To explore this I will discuss the question of the senses in visual anthropology. I shall compare how sensory embodied experiences both of fieldwork/filmmaking and of informants/ film subjects might be represented and communicated using these different media. I shall argue that in contrast to documentary film, by using hypermedia we might produce texts that use the visual to engage directly with mainstream anthropology debates on these issues. In doing so I will draw from my experience of a visual ethnography project using video to explore people’s experiences of their sensory homes, and show how I have attempted to represent these using visual and written text on CD ROM. 

Monsterous outcomes: the marriage of ethnographic film and anthropological theory

Marcus Banks, University of Oxford
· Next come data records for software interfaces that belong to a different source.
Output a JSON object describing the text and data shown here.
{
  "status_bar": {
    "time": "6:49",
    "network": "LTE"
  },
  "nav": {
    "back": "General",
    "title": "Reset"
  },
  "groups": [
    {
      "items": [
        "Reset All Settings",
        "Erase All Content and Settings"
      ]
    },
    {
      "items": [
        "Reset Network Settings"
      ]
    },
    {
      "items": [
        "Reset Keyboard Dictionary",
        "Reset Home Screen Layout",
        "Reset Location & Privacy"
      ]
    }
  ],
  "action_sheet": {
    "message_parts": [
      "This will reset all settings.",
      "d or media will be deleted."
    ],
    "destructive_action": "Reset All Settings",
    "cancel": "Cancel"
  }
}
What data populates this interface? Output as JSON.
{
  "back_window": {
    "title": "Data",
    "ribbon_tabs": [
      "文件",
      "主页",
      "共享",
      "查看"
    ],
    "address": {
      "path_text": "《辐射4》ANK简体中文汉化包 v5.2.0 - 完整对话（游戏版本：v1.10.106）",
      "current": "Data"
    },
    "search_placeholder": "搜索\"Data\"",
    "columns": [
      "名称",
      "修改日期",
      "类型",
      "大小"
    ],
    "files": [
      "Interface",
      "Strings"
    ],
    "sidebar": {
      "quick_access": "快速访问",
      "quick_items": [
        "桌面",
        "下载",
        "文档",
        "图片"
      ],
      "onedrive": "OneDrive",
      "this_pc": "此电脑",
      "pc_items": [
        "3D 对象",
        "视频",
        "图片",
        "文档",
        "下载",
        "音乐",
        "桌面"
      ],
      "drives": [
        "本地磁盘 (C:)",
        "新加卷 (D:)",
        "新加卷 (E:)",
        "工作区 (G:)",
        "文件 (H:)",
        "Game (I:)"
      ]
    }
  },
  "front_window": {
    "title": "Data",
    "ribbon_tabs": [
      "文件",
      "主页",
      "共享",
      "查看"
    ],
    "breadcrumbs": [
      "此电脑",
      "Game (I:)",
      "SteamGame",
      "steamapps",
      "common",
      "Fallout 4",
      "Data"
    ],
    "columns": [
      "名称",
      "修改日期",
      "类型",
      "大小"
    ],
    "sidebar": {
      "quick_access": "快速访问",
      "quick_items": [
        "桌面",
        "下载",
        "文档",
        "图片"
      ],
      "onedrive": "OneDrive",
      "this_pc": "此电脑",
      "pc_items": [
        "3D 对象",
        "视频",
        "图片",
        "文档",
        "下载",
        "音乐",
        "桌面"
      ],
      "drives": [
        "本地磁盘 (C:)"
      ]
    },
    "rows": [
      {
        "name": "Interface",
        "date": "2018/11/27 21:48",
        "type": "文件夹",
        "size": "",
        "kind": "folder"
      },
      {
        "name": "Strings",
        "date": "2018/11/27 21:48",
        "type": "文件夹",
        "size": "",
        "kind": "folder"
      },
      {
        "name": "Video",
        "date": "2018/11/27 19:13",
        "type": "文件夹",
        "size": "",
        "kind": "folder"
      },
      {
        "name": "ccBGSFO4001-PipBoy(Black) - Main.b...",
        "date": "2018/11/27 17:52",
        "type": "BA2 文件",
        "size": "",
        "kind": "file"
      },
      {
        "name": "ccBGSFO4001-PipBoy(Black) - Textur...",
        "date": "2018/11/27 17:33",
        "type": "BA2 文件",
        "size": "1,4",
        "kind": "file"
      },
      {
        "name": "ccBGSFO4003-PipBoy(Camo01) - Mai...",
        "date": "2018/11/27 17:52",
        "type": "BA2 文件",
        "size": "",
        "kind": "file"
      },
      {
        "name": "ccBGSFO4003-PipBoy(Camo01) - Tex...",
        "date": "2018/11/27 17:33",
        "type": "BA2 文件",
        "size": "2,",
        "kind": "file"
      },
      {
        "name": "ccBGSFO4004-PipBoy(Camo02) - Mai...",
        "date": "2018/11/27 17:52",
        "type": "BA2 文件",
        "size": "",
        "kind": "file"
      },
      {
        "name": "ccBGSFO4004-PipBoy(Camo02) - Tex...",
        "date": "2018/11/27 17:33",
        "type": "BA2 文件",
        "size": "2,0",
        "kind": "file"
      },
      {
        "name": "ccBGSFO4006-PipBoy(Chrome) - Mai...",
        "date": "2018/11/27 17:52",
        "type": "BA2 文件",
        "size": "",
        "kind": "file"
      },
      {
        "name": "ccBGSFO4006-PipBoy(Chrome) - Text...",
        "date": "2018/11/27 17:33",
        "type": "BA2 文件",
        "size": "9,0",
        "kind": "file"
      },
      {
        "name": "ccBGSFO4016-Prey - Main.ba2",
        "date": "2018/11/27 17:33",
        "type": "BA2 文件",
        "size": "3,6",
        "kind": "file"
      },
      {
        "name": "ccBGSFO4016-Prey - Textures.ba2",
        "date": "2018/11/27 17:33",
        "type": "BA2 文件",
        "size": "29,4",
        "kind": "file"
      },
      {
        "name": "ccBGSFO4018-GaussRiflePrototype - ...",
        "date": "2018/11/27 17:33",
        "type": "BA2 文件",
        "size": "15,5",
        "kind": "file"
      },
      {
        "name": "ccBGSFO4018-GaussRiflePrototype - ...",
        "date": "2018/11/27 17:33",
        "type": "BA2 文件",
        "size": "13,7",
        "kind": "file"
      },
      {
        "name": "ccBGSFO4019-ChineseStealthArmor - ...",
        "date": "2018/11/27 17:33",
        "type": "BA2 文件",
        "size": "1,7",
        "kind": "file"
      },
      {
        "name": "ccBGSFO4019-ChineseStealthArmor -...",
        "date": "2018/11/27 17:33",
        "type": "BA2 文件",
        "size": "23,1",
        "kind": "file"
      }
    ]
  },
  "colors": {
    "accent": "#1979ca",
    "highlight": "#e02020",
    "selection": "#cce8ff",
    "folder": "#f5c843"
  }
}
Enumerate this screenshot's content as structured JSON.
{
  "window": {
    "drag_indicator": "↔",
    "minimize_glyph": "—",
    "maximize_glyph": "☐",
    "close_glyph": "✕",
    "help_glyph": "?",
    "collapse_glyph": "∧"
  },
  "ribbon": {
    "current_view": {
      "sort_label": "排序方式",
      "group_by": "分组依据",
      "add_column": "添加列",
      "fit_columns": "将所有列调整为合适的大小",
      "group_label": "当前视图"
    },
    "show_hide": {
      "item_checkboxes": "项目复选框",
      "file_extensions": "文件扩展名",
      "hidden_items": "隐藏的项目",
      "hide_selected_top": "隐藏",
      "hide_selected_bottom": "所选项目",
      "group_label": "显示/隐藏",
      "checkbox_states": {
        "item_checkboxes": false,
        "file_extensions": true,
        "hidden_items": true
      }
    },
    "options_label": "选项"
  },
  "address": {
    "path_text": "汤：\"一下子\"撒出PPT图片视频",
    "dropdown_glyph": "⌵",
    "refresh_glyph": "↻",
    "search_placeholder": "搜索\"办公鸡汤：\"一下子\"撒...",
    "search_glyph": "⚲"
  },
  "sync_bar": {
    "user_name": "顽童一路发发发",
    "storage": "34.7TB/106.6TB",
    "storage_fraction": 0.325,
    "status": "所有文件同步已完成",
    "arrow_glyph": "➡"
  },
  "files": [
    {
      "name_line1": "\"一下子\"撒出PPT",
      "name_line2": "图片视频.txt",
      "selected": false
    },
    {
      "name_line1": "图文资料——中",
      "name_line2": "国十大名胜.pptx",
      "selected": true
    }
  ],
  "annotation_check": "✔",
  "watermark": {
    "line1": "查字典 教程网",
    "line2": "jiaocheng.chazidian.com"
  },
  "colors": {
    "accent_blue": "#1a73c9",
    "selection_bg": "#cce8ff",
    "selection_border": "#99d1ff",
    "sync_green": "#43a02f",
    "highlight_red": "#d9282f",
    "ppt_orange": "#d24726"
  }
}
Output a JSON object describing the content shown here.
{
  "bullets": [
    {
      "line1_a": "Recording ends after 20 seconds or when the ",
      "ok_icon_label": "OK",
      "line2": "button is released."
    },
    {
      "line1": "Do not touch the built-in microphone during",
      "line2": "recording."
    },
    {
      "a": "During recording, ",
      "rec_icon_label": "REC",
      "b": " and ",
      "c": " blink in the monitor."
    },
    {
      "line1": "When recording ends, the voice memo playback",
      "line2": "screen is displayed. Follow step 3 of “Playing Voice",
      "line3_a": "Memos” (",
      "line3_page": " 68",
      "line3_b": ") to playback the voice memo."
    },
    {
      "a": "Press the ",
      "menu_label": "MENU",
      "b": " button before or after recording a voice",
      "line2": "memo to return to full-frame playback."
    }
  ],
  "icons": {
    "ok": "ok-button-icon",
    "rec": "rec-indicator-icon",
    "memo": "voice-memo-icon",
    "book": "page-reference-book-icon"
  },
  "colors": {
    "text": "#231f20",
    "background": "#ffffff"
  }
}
While there are strongly theorized assessments of the conjunction between film and anthropology (e.g. Grimshaw 2001, Hockings and Omori 1988, Loizos 1993, MacDougall 1998) there is less clear evidence of the role of ethnographic film in actually generating theoretical insight within the discipline. This paper does not attempt to do this, but in preparation proposes a model of the relationship between theory and film content as a Latourian hybrid: a conjunction of social practice and technology.

Since Malinowski, film has been seen as inadequate to represent -- let alone generate -- anthropological insight because the apparently inescapable specificity of its mode of representation cannot index the abstractions of anthropological categories. In this paper I use Latour's notion of hybridity (1993) to examine the relationship between the 'science' of technical visual recording media, and the 'society' or social practice of anthropological abstraction. The outcome is a 'monster' (Law 1991), but as with all techno-social hybrids one with a capacity to mediate between the realms of the scientific and the social.

Taking the theme further, the final part of the paper assesses a number of ethnographic films which attempt to represent the mediation betweeen human and divine in South Asia, as a starting point for the generation of new theoretical insight within mainstream social anthropology.

Moving images

F. Hughes-Freeland, University of Swansea

This paper explores how practical work in participant-observational filming can contribute to fundamental anthropological understanding at undergraduate level.

The paper will present the methodologies and findings from the current project on visual assessment being carried out at the University of Wales Swansea with funding from C-SAP (Centre for Sociology, Anthropology and Politics), which is part of the British-based Teaching and Learning Network.  It will reinforce the controversial view that anthropology undergraduates (as well as postgraduates) can acquire visual literacy through practical and theoretical engagements with film, but more importantly, can learn about central processes in research and representation of research findings through practical engagements with film situations in the field.

Discussant: Cristina Grasseni, University of Bergamo